* _Exercise requirements_: Write out the records below once more, exactly as they stand.

* _Record excerpts_:

==================================================

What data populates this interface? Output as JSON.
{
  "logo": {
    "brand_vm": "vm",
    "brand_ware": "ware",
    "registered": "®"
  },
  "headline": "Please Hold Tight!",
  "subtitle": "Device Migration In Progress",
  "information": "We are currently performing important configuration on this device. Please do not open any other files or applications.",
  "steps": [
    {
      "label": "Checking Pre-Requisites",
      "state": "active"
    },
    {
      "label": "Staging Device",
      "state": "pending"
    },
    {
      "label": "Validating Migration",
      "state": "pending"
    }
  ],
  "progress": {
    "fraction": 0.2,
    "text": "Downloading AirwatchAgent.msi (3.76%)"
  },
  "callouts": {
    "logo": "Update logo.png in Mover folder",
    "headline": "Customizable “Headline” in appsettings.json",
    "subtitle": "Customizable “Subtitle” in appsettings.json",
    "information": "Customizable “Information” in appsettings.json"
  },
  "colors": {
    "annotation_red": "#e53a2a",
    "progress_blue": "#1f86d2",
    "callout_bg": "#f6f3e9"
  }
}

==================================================

* _Task result_:
What data populates this interface? Output as JSON.
{
  "logo": {
    "brand_vm": "vm",
    "brand_ware": "ware",
    "registered": "®"
  },
  "headline": "Please Hold Tight!",
  "subtitle": "Device Migration In Progress",
  "information": "We are currently performing important configuration on this device. Please do not open any other files or applications.",
  "steps": [
    {
      "label": "Checking Pre-Requisites",
      "state": "active"
    },
    {
      "label": "Staging Device",
      "state": "pending"
    },
    {
      "label": "Validating Migration",
      "state": "pending"
    }
  ],
  "progress": {
    "fraction": 0.2,
    "text": "Downloading AirwatchAgent.msi (3.76%)"
  },
  "callouts": {
    "logo": "Update logo.png in Mover folder",
    "headline": "Customizable “Headline” in appsettings.json",
    "subtitle": "Customizable “Subtitle” in appsettings.json",
    "information": "Customizable “Information” in appsettings.json"
  },
  "colors": {
    "annotation_red": "#e53a2a",
    "progress_blue": "#1f86d2",
    "callout_bg": "#f6f3e9"
  }
}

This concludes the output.